So says Detroit Free Press columnist Michael Rosenberg, who reminds us that Tigers owner Mike Ilitch is an emotional guy:
Ilitch surely is furious now, and for good reason. He gave Dombrowski one of the biggest payroll advantages in baseball — the Tigers had the fifth-highest payroll in the league — and they could not even win a weak division.
Ilitch might stay mad and demand that Dombrowski cut payroll. But he also might calm down. And if it comes time to actually trade a prime player, especially a popular one, Ilitch’s emotions might swing in the other direction, and he might decide he can’t accept losing one of his stars.
I can’t help but think that all of these stories about the Tigers allegedly imminent fire sale are borne of one overheard temper tantrum by Ilitch. In light of the team’s ugly late season collapse, I’d have one too if I were him.
But like Rosenberg says, Ilitch is no idiot, and more to the point, he’s no cheapskate. He’s worth over a billion bucks. His wife Marian owns the closest thing to a license to print money for cryin’ out loud. They can cover the money guys like Curtis Granderson and Miguel Cabrera are owed, and they have shown time and time again with the Red Wings and more recently the Tigers that they’re willing to spend money on their sports teams.
Upshot: I’d be shocked if Curtis Granderson is traded this offseason.
Jon Morosi of MLB Network said yesterday that the Detroit Tigers and Chicago Cubs have been engaged in trade talks involving starting pitcher Justin Verlander and catcher Alex Avila. Morosi also noted that the Los Angeles Dodgers have shown interest in Verlander as well. Whether this is idyl chitchatting of serious dispute is unclear, of course. Everything is unclear in the leadup to the deadline.
The veteran right-hander is carrying a 4.50 with a 120/57 K/BB ratio over 124 innings. Verlander impressed last year, finishing second in AL Cy Young Award balloting, but he has fallen back to Earth in 2017. His velocity remains high, however, and it’s not hard to imagine him going on a solid run in a way that could help a contender. He is owed $56 million over the next two seasons, however, and has a $22 million option that could vest for 2020, so negotiations for him could be tough. If the Tigers want talent back, they’ll have to eat salary.
Verlander got an ovation from a Detroit crowd last night which seemed to sense that, yes, it’s possible he pitched his last game for the Tigers. Given that he has 10/5 rights, allowing him to veto any trade, that decision is ultimately up to him. It’s not hard to imagine him accepting a trade to a contender, however.

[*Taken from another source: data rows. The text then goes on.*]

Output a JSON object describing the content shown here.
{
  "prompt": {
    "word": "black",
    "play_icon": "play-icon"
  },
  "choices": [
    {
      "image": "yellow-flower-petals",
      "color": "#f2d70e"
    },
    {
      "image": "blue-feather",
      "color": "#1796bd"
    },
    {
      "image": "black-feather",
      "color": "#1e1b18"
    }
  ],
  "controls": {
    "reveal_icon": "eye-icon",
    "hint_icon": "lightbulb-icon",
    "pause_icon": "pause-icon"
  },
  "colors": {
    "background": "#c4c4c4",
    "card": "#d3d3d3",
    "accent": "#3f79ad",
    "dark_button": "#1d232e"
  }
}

We wait see.
The Dodgers beat the Twins last night thanks to a Cody Bellinger three-run homer. But Bellinger was not the only Dodgers rookie who had a notable game. A far more unconventional one is worth mentioning as well.
That rookie is reliever Edward Paredes, who made his big league debut last night. What makes him unconventional: he’s 30. Turns 31 in September, actually. Paredes pitched professionally for 12 years before making it to The Show. Most of that time was in the affiliated minors in the Mariners, Indians, Angels and Dodgers organizations. He spent time in the independent Atlantic League in 2013-15 as well.
Paredes did not do anything heroic last night. It was more of a right place/right time kind of appearance, retiring the side in order with a fly out, line out and a ground out and remaining the pitcher of record while Bellinger hit that three-run homer. That’s enough for a W, though. A W that Paredes waited a lot longer for than most pitchers who notch one in the bigs.